[Material for this exercise — start]

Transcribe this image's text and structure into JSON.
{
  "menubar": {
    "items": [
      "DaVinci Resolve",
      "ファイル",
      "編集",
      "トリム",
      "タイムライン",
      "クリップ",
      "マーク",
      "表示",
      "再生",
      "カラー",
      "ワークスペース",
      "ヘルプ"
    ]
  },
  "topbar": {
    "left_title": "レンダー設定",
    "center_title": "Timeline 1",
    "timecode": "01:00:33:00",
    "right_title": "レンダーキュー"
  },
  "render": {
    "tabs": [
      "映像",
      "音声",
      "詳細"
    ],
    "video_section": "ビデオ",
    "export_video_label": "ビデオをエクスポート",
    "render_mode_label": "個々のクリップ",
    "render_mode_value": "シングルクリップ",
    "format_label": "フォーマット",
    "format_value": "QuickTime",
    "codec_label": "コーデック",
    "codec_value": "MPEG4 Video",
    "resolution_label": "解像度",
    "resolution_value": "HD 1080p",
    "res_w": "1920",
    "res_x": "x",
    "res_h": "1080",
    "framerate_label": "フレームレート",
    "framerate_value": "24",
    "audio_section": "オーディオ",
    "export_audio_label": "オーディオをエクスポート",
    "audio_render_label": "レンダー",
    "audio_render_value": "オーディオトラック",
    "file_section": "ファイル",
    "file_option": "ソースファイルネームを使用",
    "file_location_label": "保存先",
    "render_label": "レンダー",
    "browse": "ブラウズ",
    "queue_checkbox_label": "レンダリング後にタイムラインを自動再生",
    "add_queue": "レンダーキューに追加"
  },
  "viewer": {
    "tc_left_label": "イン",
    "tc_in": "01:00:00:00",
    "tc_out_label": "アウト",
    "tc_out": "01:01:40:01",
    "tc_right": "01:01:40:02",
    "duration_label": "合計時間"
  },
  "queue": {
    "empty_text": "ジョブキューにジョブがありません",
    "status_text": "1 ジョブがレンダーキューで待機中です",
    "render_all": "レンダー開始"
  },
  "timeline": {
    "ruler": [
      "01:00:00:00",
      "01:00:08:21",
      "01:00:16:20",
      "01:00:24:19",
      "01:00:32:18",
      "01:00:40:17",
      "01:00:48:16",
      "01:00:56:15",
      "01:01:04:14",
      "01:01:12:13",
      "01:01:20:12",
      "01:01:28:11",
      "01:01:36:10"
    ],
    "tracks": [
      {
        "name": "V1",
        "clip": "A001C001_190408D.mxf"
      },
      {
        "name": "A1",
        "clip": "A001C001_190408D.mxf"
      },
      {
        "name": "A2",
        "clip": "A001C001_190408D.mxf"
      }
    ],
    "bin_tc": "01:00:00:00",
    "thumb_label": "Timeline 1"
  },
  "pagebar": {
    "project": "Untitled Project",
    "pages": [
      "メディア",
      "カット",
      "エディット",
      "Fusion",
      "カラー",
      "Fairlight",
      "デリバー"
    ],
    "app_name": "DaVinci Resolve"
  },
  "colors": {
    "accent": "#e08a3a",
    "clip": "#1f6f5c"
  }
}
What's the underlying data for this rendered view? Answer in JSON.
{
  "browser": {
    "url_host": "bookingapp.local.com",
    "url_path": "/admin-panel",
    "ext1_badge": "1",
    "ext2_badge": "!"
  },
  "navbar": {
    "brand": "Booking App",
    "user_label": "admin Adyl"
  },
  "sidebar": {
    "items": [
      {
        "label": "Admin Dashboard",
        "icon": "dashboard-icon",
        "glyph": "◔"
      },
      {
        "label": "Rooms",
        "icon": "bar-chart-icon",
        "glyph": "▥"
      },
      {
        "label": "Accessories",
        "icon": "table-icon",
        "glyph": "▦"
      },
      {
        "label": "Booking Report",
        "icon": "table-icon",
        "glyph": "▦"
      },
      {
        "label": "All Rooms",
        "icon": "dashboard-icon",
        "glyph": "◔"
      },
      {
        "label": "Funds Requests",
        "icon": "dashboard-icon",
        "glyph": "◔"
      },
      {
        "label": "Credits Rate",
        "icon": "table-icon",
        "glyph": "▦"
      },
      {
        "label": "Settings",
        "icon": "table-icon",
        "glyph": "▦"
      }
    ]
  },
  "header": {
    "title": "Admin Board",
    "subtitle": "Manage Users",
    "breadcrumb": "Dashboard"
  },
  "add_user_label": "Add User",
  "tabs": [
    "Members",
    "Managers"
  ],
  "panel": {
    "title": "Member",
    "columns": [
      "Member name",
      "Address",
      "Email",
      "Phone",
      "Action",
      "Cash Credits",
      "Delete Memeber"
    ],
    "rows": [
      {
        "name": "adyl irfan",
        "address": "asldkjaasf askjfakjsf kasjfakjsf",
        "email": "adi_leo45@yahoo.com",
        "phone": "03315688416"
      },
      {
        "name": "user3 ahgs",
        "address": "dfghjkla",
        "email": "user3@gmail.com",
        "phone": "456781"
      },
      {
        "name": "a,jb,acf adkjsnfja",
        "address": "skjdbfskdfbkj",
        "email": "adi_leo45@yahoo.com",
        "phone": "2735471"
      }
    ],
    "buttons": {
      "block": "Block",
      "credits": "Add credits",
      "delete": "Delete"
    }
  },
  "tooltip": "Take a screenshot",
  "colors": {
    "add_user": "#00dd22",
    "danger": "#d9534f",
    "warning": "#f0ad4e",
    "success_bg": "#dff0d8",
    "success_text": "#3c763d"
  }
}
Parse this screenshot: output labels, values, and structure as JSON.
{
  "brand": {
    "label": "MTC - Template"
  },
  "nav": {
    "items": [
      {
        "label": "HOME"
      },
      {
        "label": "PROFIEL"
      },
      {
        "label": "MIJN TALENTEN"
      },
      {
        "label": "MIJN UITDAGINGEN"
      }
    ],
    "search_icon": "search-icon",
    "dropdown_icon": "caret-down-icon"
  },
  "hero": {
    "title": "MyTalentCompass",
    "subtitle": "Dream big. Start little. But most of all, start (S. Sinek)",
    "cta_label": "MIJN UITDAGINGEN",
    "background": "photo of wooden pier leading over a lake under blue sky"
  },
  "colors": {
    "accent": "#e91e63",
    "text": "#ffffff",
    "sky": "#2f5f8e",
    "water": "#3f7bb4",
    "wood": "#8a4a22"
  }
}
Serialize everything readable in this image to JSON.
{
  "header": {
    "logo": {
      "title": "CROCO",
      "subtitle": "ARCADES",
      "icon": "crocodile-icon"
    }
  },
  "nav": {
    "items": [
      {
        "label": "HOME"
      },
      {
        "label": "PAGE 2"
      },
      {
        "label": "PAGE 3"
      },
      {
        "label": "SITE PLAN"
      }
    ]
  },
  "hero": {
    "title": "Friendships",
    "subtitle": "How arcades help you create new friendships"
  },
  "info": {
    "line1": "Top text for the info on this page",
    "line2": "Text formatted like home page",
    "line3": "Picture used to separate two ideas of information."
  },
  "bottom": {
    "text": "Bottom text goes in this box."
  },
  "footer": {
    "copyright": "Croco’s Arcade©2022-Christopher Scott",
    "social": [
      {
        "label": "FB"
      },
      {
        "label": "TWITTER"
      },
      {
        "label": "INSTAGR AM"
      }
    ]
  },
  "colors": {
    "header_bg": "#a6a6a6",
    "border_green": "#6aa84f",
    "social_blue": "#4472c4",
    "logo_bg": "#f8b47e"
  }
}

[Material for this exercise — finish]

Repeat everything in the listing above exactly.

**Finished task**
Transcribe this image's text and structure into JSON.
{
  "menubar": {
    "items": [
      "DaVinci Resolve",
      "ファイル",
      "編集",
      "トリム",
      "タイムライン",
      "クリップ",
      "マーク",
      "表示",
      "再生",
      "カラー",
      "ワークスペース",
      "ヘルプ"
    ]
  },
  "topbar": {
    "left_title": "レンダー設定",
    "center_title": "Timeline 1",
    "timecode": "01:00:33:00",
    "right_title": "レンダーキュー"
  },
  "render": {
    "tabs": [
      "映像",
      "音声",
      "詳細"
    ],
    "video_section": "ビデオ",
    "export_video_label": "ビデオをエクスポート",
    "render_mode_label": "個々のクリップ",
    "render_mode_value": "シングルクリップ",
    "format_label": "フォーマット",
    "format_value": "QuickTime",
    "codec_label": "コーデック",
    "codec_value": "MPEG4 Video",
    "resolution_label": "解像度",
    "resolution_value": "HD 1080p",
    "res_w": "1920",
    "res_x": "x",
    "res_h": "1080",
    "framerate_label": "フレームレート",
    "framerate_value": "24",
    "audio_section": "オーディオ",
    "export_audio_label": "オーディオをエクスポート",
    "audio_render_label": "レンダー",
    "audio_render_value": "オーディオトラック",
    "file_section": "ファイル",
    "file_option": "ソースファイルネームを使用",
    "file_location_label": "保存先",
    "render_label": "レンダー",
    "browse": "ブラウズ",
    "queue_checkbox_label": "レンダリング後にタイムラインを自動再生",
    "add_queue": "レンダーキューに追加"
  },
  "viewer": {
    "tc_left_label": "イン",
    "tc_in": "01:00:00:00",
    "tc_out_label": "アウト",
    "tc_out": "01:01:40:01",
    "tc_right": "01:01:40:02",
    "duration_label": "合計時間"
  },
  "queue": {
    "empty_text": "ジョブキューにジョブがありません",
    "status_text": "1 ジョブがレンダーキューで待機中です",
    "render_all": "レンダー開始"
  },
  "timeline": {
    "ruler": [
      "01:00:00:00",
      "01:00:08:21",
      "01:00:16:20",
      "01:00:24:19",
      "01:00:32:18",
      "01:00:40:17",
      "01:00:48:16",
      "01:00:56:15",
      "01:01:04:14",
      "01:01:12:13",
      "01:01:20:12",
      "01:01:28:11",
      "01:01:36:10"
    ],
    "tracks": [
      {
        "name": "V1",
        "clip": "A001C001_190408D.mxf"
      },
      {
        "name": "A1",
        "clip": "A001C001_190408D.mxf"
      },
      {
        "name": "A2",
        "clip": "A001C001_190408D.mxf"
      }
    ],
    "bin_tc": "01:00:00:00",
    "thumb_label": "Timeline 1"
  },
  "pagebar": {
    "project": "Untitled Project",
    "pages": [
      "メディア",
      "カット",
      "エディット",
      "Fusion",
      "カラー",
      "Fairlight",
      "デリバー"
    ],
    "app_name": "DaVinci Resolve"
  },
  "colors": {
    "accent": "#e08a3a",
    "clip": "#1f6f5c"
  }
}
What's the underlying data for this rendered view? Answer in JSON.
{
  "browser": {
    "url_host": "bookingapp.local.com",
    "url_path": "/admin-panel",
    "ext1_badge": "1",
    "ext2_badge": "!"
  },
  "navbar": {
    "brand": "Booking App",
    "user_label": "admin Adyl"
  },
  "sidebar": {
    "items": [
      {
        "label": "Admin Dashboard",
        "icon": "dashboard-icon",
        "glyph": "◔"
      },
      {
        "label": "Rooms",
        "icon": "bar-chart-icon",
        "glyph": "▥"
      },
      {
        "label": "Accessories",
        "icon": "table-icon",
        "glyph": "▦"
      },
      {
        "label": "Booking Report",
        "icon": "table-icon",
        "glyph": "▦"
      },
      {
        "label": "All Rooms",
        "icon": "dashboard-icon",
        "glyph": "◔"
      },
      {
        "label": "Funds Requests",
        "icon": "dashboard-icon",
        "glyph": "◔"
      },
      {
        "label": "Credits Rate",
        "icon": "table-icon",
        "glyph": "▦"
      },
      {
        "label": "Settings",
        "icon": "table-icon",
        "glyph": "▦"
      }
    ]
  },
  "header": {
    "title": "Admin Board",
    "subtitle": "Manage Users",
    "breadcrumb": "Dashboard"
  },
  "add_user_label": "Add User",
  "tabs": [
    "Members",
    "Managers"
  ],
  "panel": {
    "title": "Member",
    "columns": [
      "Member name",
      "Address",
      "Email",
      "Phone",
      "Action",
      "Cash Credits",
      "Delete Memeber"
    ],
    "rows": [
      {
        "name": "adyl irfan",
        "address": "asldkjaasf askjfakjsf kasjfakjsf",
        "email": "adi_leo45@yahoo.com",
        "phone": "03315688416"
      },
      {
        "name": "user3 ahgs",
        "address": "dfghjkla",
        "email": "user3@gmail.com",
        "phone": "456781"
      },
      {
        "name": "a,jb,acf adkjsnfja",
        "address": "skjdbfskdfbkj",
        "email": "adi_leo45@yahoo.com",
        "phone": "2735471"
      }
    ],
    "buttons": {
      "block": "Block",
      "credits": "Add credits",
      "delete": "Delete"
    }
  },
  "tooltip": "Take a screenshot",
  "colors": {
    "add_user": "#00dd22",
    "danger": "#d9534f",
    "warning": "#f0ad4e",
    "success_bg": "#dff0d8",
    "success_text": "#3c763d"
  }
}
Parse this screenshot: output labels, values, and structure as JSON.
{
  "brand": {
    "label": "MTC - Template"
  },
  "nav": {
    "items": [
      {
        "label": "HOME"
      },
      {
        "label": "PROFIEL"
      },
      {
        "label": "MIJN TALENTEN"
      },
      {
        "label": "MIJN UITDAGINGEN"
      }
    ],
    "search_icon": "search-icon",
    "dropdown_icon": "caret-down-icon"
  },
  "hero": {
    "title": "MyTalentCompass",
    "subtitle": "Dream big. Start little. But most of all, start (S. Sinek)",
    "cta_label": "MIJN UITDAGINGEN",
    "background": "photo of wooden pier leading over a lake under blue sky"
  },
  "colors": {
    "accent": "#e91e63",
    "text": "#ffffff",
    "sky": "#2f5f8e",
    "water": "#3f7bb4",
    "wood": "#8a4a22"
  }
}
Serialize everything readable in this image to JSON.
{
  "header": {
    "logo": {
      "title": "CROCO",
      "subtitle": "ARCADES",
      "icon": "crocodile-icon"
    }
  },
  "nav": {
    "items": [
      {
        "label": "HOME"
      },
      {
        "label": "PAGE 2"
      },
      {
        "label": "PAGE 3"
      },
      {
        "label": "SITE PLAN"
      }
    ]
  },
  "hero": {
    "title": "Friendships",
    "subtitle": "How arcades help you create new friendships"
  },
  "info": {
    "line1": "Top text for the info on this page",
    "line2": "Text formatted like home page",
    "line3": "Picture used to separate two ideas of information."
  },
  "bottom": {
    "text": "Bottom text goes in this box."
  },
  "footer": {
    "copyright": "Croco’s Arcade©2022-Christopher Scott",
    "social": [
      {
        "label": "FB"
      },
      {
        "label": "TWITTER"
      },
      {
        "label": "INSTAGR AM"
      }
    ]
  },
  "colors": {
    "header_bg": "#a6a6a6",
    "border_green": "#6aa84f",
    "social_blue": "#4472c4",
    "logo_bg": "#f8b47e"
  }
}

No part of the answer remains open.